(Walworth County submission) Getting COVID-19 vaccinations into the arms of Walworth County residents requires an army of volunteers: Some 120 volunteers have donated approximately 2,400 hours of time over the past three months. With more of the population now eligible to receive the vaccination, clinic efforts are picking up speed and more volunteers are needed to keep pace. On any given week, the Walworth County Department of Health and Human Services (DHHS) needs to fill over 40 medical volunteer shifts and more than 30 nonmedical volunteer shifts.
“Our COVID-19 vaccination clinic volunteers have stepped up in a big way,” says Walworth County Volunteer Services Coordinator Colleen Lesniak. “Their dedication and willingness to help others is admirable. But as vaccination efforts have increased so, too, has our need for more volunteers.”

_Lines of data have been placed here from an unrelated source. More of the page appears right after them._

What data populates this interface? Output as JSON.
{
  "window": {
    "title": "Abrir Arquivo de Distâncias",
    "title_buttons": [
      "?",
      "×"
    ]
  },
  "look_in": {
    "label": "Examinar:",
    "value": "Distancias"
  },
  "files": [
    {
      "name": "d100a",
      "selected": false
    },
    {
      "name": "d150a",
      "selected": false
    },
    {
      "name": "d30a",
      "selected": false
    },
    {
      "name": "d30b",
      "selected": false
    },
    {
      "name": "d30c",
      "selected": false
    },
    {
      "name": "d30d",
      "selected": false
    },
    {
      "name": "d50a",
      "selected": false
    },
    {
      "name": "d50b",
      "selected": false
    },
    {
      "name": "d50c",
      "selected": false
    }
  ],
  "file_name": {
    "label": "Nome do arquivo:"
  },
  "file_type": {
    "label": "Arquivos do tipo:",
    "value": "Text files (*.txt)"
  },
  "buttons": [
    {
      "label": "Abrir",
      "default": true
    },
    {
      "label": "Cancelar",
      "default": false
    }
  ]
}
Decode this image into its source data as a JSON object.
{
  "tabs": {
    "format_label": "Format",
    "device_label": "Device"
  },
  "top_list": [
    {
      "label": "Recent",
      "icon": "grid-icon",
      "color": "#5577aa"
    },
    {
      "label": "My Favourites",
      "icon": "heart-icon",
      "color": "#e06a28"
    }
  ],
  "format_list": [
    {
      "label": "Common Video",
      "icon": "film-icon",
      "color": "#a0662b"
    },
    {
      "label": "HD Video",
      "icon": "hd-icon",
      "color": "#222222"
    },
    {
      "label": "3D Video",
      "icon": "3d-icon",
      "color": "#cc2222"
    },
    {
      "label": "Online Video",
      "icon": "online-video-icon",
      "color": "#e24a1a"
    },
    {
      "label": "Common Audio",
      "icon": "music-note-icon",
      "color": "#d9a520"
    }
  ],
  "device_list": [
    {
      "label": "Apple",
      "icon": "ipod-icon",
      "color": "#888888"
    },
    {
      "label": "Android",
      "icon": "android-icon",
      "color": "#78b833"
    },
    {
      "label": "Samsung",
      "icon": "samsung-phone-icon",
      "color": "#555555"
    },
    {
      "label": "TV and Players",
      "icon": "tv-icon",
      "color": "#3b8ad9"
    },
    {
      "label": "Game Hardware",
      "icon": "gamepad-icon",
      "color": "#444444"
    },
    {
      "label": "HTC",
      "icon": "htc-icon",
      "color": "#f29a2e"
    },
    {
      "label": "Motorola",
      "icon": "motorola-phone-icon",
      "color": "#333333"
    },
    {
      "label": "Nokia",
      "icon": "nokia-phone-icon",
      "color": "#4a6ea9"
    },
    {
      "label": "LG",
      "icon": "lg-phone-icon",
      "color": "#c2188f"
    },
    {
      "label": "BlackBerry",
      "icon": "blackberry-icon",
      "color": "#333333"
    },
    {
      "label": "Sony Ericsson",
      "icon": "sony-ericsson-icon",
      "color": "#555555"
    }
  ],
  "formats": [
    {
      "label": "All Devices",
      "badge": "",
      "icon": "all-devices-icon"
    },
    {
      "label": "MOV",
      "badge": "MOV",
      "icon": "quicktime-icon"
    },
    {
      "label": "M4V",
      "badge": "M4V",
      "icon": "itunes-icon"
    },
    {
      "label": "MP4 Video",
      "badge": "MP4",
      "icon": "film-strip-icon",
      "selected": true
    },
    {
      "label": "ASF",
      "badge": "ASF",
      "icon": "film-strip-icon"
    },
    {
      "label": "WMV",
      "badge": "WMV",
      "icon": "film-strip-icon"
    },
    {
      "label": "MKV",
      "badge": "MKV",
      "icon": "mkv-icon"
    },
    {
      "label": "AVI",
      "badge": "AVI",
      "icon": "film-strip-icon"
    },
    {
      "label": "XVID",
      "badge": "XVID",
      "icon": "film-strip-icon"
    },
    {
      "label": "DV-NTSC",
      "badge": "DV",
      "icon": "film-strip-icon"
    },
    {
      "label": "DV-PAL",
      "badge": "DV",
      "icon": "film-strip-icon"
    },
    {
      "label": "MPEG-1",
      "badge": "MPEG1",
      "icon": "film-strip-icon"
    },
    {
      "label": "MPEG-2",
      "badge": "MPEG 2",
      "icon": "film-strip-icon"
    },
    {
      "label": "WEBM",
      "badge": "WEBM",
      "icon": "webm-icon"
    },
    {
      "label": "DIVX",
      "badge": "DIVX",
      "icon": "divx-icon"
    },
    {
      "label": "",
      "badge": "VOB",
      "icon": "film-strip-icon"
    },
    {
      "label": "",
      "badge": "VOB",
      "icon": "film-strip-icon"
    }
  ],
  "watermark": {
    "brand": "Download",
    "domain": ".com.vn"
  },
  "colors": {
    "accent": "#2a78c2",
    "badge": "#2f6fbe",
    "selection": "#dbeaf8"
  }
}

DHHS has an ongoing need for both nonmedical and medical volunteers. The first group consists of those without medical training who perform administrative tasks, such as helping with registration and managing the lines. The second group is made up of Medical Reserve Corps. (MRC) volunteers who have professional medical training and administer vaccinations and monitor patients in the observation area.
“The vaccination for COVID-19 struck me as an incredibly important step in fighting the virus,” says Walworth County MRC volunteer Dr. Julie Klein. “I knew I wanted to be part of this process of vaccinating Americans, which I feel will go down in history as an amazing, lifesaving achievement. In addition, I absolutely love the medical field and feel so honored to be part of the vaccination process.”
Volunteers must be 18-years-old of age and older. Clinics are held three times per week and shifts typically run 8 a.m. to 2 p.m. or 1:30 to 6:30 p.m.
Those interested should contact Volunteer Services Coordinator Colleen Lesniak at (262) 741-4223, firstname.lastname@example.org.